Illustrated Sporting and Dramatic News "(Mr. Sullivan's music) is not likely to enhance his fame, yet it is not entirely unworthy of his pen...Mr. Sullivan is capable of infinitely better things."
Even at this early stage in his career Sullivan was continually sick. He was already suffering from a kidney ailment which would reoccur the rest of his life. He was in pain much of the time he was composing the lively melodies of Pinafore. But this was not yet sufficiently serious to cause, as it did later, interruptions to rehearsals. The score was ready in time for the opening performance, and the cast was well trained.
In the original production Hebe was to have had a much larger part than the present one. There would be at least one solo and various "turns" of her own. When Jessie Bond took on the role she stipulated that she would do no talking, only singing parts. As Hebe's dialogue was cut out along with it went any "turns" and impromptus that were to have helped out the play. Because of this Pinafore was a lot shorter than originally intended.

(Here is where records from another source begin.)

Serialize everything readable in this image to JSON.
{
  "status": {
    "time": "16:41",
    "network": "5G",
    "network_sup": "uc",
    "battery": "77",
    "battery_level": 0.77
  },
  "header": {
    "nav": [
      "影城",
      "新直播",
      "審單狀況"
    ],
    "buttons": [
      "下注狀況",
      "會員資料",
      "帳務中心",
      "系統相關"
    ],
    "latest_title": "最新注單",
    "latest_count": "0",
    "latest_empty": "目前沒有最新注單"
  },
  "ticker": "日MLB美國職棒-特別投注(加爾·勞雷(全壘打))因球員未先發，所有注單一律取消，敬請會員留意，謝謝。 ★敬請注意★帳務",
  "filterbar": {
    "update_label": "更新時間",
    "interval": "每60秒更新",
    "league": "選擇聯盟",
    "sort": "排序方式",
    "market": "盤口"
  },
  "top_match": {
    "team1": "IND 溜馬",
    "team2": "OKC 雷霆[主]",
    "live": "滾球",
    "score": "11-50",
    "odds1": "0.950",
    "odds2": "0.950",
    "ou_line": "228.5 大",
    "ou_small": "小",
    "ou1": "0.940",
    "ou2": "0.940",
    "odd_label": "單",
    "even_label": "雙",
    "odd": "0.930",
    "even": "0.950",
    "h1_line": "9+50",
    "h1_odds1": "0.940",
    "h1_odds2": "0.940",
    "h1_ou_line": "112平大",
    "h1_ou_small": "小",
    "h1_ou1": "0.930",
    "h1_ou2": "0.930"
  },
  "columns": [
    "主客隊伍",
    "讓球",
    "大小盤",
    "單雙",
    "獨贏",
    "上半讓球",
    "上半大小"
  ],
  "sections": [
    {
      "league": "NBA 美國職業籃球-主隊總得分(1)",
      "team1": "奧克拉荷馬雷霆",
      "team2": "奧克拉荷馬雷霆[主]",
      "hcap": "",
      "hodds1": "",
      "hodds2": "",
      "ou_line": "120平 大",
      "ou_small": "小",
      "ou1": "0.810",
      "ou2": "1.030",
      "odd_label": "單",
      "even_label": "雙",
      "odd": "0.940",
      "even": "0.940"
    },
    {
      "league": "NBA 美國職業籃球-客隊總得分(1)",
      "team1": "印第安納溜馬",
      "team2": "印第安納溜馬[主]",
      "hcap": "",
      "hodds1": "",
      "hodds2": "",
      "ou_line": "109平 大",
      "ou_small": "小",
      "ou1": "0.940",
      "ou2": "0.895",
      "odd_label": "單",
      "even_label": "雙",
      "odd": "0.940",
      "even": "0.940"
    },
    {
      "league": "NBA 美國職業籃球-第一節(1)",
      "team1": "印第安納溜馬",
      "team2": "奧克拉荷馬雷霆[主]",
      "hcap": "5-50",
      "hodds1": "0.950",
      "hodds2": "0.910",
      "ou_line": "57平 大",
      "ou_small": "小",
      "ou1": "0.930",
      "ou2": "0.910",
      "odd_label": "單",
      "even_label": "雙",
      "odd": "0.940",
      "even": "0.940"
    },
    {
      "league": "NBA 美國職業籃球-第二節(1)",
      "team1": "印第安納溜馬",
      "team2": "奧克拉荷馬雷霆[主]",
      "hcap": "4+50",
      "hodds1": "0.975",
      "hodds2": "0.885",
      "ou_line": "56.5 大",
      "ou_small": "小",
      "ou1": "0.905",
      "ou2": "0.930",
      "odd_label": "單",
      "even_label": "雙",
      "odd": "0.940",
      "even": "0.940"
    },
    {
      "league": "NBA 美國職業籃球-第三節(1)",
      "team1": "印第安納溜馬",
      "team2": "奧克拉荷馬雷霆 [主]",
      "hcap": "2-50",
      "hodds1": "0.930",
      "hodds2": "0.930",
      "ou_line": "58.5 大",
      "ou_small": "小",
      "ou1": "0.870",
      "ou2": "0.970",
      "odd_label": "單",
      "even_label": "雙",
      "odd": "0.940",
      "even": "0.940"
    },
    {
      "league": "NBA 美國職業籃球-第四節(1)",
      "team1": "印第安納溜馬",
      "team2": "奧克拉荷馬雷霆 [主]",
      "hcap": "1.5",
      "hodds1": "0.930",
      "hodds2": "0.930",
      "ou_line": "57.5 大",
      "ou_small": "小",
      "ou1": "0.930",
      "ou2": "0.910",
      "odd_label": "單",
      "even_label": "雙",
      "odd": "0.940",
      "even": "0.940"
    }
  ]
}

In the original productions in Australia there were several interpolated songs for both Dick Deadeye and Hebe. These remained in the Antipodean productions until well into the turn of the century.
The success of "H.M.S. Pinafore" having proved an established fact, it entered into the mind of the stage-manager, Richard Barker, that a performance of the opera by a company of children might prove attractive. The suggestion met with hearty approval of Gilbert, Sullivan and D'Oyly Carte.
Barker made search for available juvenile talent, and eventually succeeded in forming a full company to man the "Pinafore " and a bevy of charming little ladies all under the age of sixteen to represent the "sisters, cousins, and aunts."
Under a sullen, frowning exterior, Richard Barker hid a very kind heart. With his strict discipline the little ones became willing and happy pupils of a tutor whose love of children was one of his chief characteristics.
The vocal score had to be re-orchestrated throughout to suit the vocal capabilities of the youthful singers.
The production was a triumph. A leading critic remarked:
"We have no hesitation in describing it as the most marvelous juvenile performance ever seen in the metropolis. So well have these children been taught, and so thoroughly do they comprehend their characters, that it becomes a source of the keenest enjoyment to the spectator to follow their wonderfully attractive performance."
Jessie Bond developed an abscess in her leg just before the company went to America with Pinafore. This never healed and would be with her throughout her stage career.
In her biography she says:
"The abscess in my ankle was painful and persistent. Surgical science had not then reached its present state of efficiency, and owing to faulty treatment and want of rest my ankle became perfectly stiff, as it is to this day. Of course, I said as little as possible about it, for even partial lameness would spoil my chances on the stage. I doubt if the management ever knew; the public certainly didn't; and those who saw me dancing and capering light-heartedly about the stage for twenty years little thought under what difficulties I did it, and the pain I often suffered."
TRIAL BY JURY |
THE SORCERER |
HMS PINAFORE |
PIRATES OF PENZANCE |
PRINCESS IDA |
THE MIKADO |
THE YEOMEN OF THE GUARD |
THE GONDOLIERS |
THE GRAND DUKE